Having graduated from High School at Ruston in June, 1949, he headed with his brother to Purdue where they roomed together, Kenny taking the upper bunk of a double deck bed. Ken enrolled as a freshman in Mechanical Engineering but his first drive was to organize a rowing club at Purdue. Notices in the Purdue news letter roused the interest of more than a dozen men with previous rowing experience and with them in late 1949 Ken with his brother Bill formed the Purdue Rowing Club. Bill became its first president. Ken contacted the Intramural Department to determine if it was possible to get help in purchasing a rowing shell. Ken contacted Pollock, a major shell manufacturer on the West coast who offered to provide an 8 oar shell in the range of $1600. Members of the Club all pitched in what money they had. The Club was able to raise but $160.            

            Ken got on the telephone and contacted his coaches from Cuba, Rusty Callows who was head coach for the University of Pennsylvania and Norman Sonju, head coach at Wisconsin requesting their help and orientation on how to form a rowing club at Purdue and if they had any used shells for sale, cheap. In early 1950, Rusty Callows offered Ken an eight oar shell with the only condition that he go pick it up at their boat house on Boathouse Row in Philadelphia. Ken was able to borrow a truck from the Intramural Department and with another member of the Crew drove to Philadelphia, and there no turnpikes in those days, loaded the 8 oar shell together with extra oars and spare equipment, and drove back to Purdue. A month later they took off again to Madison, Wisconsin to bring back a second 8 oar shell. Meanwhile, Crew members were busy building a boathouse near Happy Hollow restaurant on the Wabash River. In early spring 1950, crew practice began. The boat house was completed later that summer and serious intercollegiate competition began during school year 1950-1951 with Club membership growing from the initial 20 to over 50. All men.
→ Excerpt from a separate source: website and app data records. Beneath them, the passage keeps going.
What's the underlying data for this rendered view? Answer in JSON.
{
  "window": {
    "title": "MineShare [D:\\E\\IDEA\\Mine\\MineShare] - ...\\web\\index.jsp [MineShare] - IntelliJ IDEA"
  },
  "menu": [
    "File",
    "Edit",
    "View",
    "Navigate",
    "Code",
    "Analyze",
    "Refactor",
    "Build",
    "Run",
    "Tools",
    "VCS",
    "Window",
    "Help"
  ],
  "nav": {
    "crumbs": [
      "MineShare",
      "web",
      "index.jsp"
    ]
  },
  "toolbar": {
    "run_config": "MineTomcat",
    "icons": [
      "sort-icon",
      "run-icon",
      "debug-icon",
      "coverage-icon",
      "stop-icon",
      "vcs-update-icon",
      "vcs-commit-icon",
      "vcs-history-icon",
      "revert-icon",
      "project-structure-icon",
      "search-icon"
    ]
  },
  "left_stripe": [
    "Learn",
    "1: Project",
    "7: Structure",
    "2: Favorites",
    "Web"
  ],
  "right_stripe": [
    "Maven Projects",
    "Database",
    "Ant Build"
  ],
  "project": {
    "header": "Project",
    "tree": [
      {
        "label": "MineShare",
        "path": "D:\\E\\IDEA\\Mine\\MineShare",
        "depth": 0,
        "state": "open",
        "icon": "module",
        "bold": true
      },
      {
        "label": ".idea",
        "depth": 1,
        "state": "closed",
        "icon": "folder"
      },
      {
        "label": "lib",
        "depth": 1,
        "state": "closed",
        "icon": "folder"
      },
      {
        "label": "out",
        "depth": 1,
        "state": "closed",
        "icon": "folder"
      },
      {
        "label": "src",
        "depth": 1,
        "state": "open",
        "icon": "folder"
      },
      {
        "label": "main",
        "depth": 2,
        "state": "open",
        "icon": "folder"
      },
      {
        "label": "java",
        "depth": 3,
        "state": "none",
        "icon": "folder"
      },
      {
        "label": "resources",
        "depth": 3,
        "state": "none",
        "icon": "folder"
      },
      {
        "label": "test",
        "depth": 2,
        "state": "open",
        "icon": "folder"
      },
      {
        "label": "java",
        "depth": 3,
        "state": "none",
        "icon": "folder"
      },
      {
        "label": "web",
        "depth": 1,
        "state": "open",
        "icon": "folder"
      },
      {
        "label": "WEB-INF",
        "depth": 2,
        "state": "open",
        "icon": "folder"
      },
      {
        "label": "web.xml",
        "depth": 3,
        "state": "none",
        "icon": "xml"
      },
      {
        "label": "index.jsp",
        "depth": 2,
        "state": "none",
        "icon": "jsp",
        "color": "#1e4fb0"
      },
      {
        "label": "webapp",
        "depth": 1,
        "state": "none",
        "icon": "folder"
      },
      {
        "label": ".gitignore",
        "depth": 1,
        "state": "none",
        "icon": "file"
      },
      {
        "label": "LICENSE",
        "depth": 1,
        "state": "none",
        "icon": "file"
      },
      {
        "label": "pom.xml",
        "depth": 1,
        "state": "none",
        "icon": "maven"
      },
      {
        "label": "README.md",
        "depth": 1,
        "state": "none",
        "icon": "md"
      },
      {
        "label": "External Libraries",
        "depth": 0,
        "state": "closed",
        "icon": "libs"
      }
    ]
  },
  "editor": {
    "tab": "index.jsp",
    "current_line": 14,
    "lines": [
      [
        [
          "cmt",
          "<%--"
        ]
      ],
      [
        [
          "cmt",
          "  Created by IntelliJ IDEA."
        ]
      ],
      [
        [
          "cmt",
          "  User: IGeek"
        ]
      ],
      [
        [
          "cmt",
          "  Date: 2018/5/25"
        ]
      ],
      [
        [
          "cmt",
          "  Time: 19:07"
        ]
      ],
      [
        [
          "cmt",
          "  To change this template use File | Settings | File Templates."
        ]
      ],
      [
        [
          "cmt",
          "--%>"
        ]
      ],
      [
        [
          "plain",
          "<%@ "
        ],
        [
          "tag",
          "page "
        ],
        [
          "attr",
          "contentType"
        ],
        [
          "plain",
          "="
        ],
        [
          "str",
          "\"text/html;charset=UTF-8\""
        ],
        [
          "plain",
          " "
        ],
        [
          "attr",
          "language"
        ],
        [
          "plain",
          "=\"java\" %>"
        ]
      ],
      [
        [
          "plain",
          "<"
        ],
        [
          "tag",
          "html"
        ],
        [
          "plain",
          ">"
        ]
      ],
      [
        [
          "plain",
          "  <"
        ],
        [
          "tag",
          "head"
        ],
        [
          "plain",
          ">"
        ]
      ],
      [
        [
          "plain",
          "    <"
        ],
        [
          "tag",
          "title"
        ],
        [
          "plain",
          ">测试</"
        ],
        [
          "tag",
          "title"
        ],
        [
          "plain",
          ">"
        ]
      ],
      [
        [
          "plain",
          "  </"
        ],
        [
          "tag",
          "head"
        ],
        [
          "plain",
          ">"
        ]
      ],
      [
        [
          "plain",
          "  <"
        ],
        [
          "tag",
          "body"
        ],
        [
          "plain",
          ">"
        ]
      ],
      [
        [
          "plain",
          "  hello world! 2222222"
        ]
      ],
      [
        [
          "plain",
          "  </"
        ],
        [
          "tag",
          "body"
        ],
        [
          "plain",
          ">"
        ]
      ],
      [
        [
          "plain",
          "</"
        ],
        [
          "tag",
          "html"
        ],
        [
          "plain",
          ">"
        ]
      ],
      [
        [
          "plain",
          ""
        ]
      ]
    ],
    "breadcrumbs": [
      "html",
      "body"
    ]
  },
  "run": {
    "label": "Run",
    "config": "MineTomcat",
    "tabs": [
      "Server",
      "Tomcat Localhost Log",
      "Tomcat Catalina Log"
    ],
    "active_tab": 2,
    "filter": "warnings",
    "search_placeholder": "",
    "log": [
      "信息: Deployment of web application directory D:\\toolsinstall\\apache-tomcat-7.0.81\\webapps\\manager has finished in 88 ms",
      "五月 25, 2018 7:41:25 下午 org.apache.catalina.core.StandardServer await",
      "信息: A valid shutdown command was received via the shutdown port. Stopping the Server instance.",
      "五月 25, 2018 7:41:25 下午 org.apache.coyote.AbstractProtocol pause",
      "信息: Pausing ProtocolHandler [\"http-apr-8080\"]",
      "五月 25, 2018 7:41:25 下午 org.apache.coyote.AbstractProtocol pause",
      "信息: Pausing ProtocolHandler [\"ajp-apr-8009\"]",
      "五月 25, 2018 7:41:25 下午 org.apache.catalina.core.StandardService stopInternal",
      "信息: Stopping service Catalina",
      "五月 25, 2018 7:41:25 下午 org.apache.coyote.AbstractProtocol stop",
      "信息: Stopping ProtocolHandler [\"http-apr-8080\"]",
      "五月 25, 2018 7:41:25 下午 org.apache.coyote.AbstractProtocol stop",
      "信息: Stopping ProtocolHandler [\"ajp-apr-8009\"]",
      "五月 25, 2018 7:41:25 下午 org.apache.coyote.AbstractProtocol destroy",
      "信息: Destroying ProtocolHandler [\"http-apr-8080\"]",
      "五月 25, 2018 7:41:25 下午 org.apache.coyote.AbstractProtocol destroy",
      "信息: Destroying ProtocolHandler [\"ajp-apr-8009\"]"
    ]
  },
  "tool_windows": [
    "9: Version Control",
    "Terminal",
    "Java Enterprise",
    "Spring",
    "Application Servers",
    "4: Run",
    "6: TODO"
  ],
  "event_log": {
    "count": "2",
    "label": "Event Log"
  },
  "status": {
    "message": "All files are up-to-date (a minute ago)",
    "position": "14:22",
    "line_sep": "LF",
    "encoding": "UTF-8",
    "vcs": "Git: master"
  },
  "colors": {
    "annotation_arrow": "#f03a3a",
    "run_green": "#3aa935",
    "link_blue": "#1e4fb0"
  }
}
Here are some Pictures of early crew days.

            Ken graduated in June, 1953 as a Mechanical Engineer and was soon drafted into the US Army.  After Basic training he was shipped to Ft. Lewis, Washington where he shipped out on April 10 aboard a troopship to Japan. For the full story or his trip to Japan go to: which consists of a letter he wrote to Aunt Nell, cousin Helen and Jack         on May 17, 1954. Released from the Army in the summer of 1955, Ken went to work in the New York City area with an engineering company. He dated several ladies, but his love for sailing took him to purchase a 17 foot open sailboat on a trailer which he kept at his apartment in the Bronx. On weekends he would trailer it to different parts of Long Island and sail the day away. In the summer of 1957 he towed his boat up to New Haven, Connecticut, with a good friend to join a regatta sponsored by the New Haven Yacht Club. During the race Ken suffered a brain hemorrhage and his crew friend sailed the boat up on the beach in front of the Club where several doctors from Yale were relaxing. He was taken by ambulance to the Yale Medical Center where they found a brain tumor and operated.  

            Upon first news of Kens predicament, Bill flew from Havana to Kens bedside and stayed with him until their mother and father organized things at their home and flew up. Kens parents stayed two months in New Haven as Ken slowly recovered, then flew him to Havana where he slowly got better, yet never returning to be the original Ken. During 1959 he became a bit too much for mother and dad to handle so he was sent to a clinic in Tampa run by old Havana friends. When his condition worsened space was found for him in the Veterans Administration hospital in Marion, Indiana where he was looked after until December 26, 1961, when he passed away. 

            With Castro in full force in Cuba, it was impossible for his mother and dad to attend Kens funeral. His brother Bill in Manila, fresh from the birth of their daughter Sally on December 21, flew to Chicago on December 28, from where he drove to Marion for the funeral. Joining him were members of the Covell and Salazar families who joined in the funeral mass and military burial. Here is his military cemetery record:

Here is his military cemetery record:

 Butler, Kenneth M, b. 02/11/1931, d. 12/26/1961, PFC USA KOREA, Plot: 6 3782,  

Bill Butler, September 14, 2010